**TASK PROMPT**
All of the entries are to be returned word for word.

Segment Start: SUPPLIED DATA

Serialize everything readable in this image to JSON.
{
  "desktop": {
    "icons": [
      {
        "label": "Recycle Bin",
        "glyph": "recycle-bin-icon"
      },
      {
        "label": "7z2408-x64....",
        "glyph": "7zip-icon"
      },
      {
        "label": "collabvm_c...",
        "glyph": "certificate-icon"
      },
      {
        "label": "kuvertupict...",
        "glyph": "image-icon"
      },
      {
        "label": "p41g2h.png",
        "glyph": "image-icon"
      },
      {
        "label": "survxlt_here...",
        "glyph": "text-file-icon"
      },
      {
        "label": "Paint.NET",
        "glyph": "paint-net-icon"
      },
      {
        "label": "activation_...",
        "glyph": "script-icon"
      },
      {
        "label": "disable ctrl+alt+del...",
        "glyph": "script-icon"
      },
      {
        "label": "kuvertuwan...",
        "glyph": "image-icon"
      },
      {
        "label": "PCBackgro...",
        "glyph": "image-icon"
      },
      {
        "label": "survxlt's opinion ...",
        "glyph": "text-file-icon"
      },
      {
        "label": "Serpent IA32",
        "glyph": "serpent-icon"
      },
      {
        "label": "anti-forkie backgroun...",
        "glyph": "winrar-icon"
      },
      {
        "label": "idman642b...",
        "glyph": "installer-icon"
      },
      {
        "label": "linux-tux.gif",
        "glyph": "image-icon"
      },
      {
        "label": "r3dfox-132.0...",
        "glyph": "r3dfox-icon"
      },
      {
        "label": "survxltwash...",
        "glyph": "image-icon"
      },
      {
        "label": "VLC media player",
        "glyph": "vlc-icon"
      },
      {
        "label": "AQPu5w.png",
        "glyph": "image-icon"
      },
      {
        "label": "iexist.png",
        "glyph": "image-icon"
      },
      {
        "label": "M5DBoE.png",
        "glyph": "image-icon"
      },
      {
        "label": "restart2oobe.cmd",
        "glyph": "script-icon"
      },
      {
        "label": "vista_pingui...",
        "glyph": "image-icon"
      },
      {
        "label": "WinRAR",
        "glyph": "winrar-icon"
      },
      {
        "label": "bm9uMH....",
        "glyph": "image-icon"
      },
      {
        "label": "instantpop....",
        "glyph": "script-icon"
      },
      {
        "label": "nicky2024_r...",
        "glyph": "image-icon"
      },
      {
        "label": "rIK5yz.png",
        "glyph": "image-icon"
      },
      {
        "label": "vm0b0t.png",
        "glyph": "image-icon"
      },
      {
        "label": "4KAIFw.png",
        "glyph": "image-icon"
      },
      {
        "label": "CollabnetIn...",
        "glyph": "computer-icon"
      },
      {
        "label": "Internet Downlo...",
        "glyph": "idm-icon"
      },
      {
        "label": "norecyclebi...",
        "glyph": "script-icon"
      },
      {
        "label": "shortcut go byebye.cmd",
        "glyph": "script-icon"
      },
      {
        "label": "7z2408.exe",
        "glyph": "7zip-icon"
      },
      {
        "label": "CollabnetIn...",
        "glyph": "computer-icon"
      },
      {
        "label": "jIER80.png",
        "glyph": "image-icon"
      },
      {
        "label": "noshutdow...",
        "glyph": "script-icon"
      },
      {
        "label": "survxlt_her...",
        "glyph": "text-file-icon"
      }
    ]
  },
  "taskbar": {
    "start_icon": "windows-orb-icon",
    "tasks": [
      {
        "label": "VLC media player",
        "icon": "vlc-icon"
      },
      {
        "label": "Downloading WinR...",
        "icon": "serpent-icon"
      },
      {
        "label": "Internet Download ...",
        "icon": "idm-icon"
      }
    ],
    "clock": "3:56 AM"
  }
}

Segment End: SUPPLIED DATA

**COMPLETED EXERCISE**
Serialize everything readable in this image to JSON.
{
  "desktop": {
    "icons": [
      {
        "label": "Recycle Bin",
        "glyph": "recycle-bin-icon"
      },
      {
        "label": "7z2408-x64....",
        "glyph": "7zip-icon"
      },
      {
        "label": "collabvm_c...",
        "glyph": "certificate-icon"
      },
      {
        "label": "kuvertupict...",
        "glyph": "image-icon"
      },
      {
        "label": "p41g2h.png",
        "glyph": "image-icon"
      },
      {
        "label": "survxlt_here...",
        "glyph": "text-file-icon"
      },
      {
        "label": "Paint.NET",
        "glyph": "paint-net-icon"
      },
      {
        "label": "activation_...",
        "glyph": "script-icon"
      },
      {
        "label": "disable ctrl+alt+del...",
        "glyph": "script-icon"
      },
      {
        "label": "kuvertuwan...",
        "glyph": "image-icon"
      },
      {
        "label": "PCBackgro...",
        "glyph": "image-icon"
      },
      {
        "label": "survxlt's opinion ...",
        "glyph": "text-file-icon"
      },
      {
        "label": "Serpent IA32",
        "glyph": "serpent-icon"
      },
      {
        "label": "anti-forkie backgroun...",
        "glyph": "winrar-icon"
      },
      {
        "label": "idman642b...",
        "glyph": "installer-icon"
      },
      {
        "label": "linux-tux.gif",
        "glyph": "image-icon"
      },
      {
        "label": "r3dfox-132.0...",
        "glyph": "r3dfox-icon"
      },
      {
        "label": "survxltwash...",
        "glyph": "image-icon"
      },
      {
        "label": "VLC media player",
        "glyph": "vlc-icon"
      },
      {
        "label": "AQPu5w.png",
        "glyph": "image-icon"
      },
      {
        "label": "iexist.png",
        "glyph": "image-icon"
      },
      {
        "label": "M5DBoE.png",
        "glyph": "image-icon"
      },
      {
        "label": "restart2oobe.cmd",
        "glyph": "script-icon"
      },
      {
        "label": "vista_pingui...",
        "glyph": "image-icon"
      },
      {
        "label": "WinRAR",
        "glyph": "winrar-icon"
      },
      {
        "label": "bm9uMH....",
        "glyph": "image-icon"
      },
      {
        "label": "instantpop....",
        "glyph": "script-icon"
      },
      {
        "label": "nicky2024_r...",
        "glyph": "image-icon"
      },
      {
        "label": "rIK5yz.png",
        "glyph": "image-icon"
      },
      {
        "label": "vm0b0t.png",
        "glyph": "image-icon"
      },
      {
        "label": "4KAIFw.png",
        "glyph": "image-icon"
      },
      {
        "label": "CollabnetIn...",
        "glyph": "computer-icon"
      },
      {
        "label": "Internet Downlo...",
        "glyph": "idm-icon"
      },
      {
        "label": "norecyclebi...",
        "glyph": "script-icon"
      },
      {
        "label": "shortcut go byebye.cmd",
        "glyph": "script-icon"
      },
      {
        "label": "7z2408.exe",
        "glyph": "7zip-icon"
      },
      {
        "label": "CollabnetIn...",
        "glyph": "computer-icon"
      },
      {
        "label": "jIER80.png",
        "glyph": "image-icon"
      },
      {
        "label": "noshutdow...",
        "glyph": "script-icon"
      },
      {
        "label": "survxlt_her...",
        "glyph": "text-file-icon"
      }
    ]
  },
  "taskbar": {
    "start_icon": "windows-orb-icon",
    "tasks": [
      {
        "label": "VLC media player",
        "icon": "vlc-icon"
      },
      {
        "label": "Downloading WinR...",
        "icon": "serpent-icon"
      },
      {
        "label": "Internet Download ...",
        "icon": "idm-icon"
      }
    ],
    "clock": "3:56 AM"
  }
}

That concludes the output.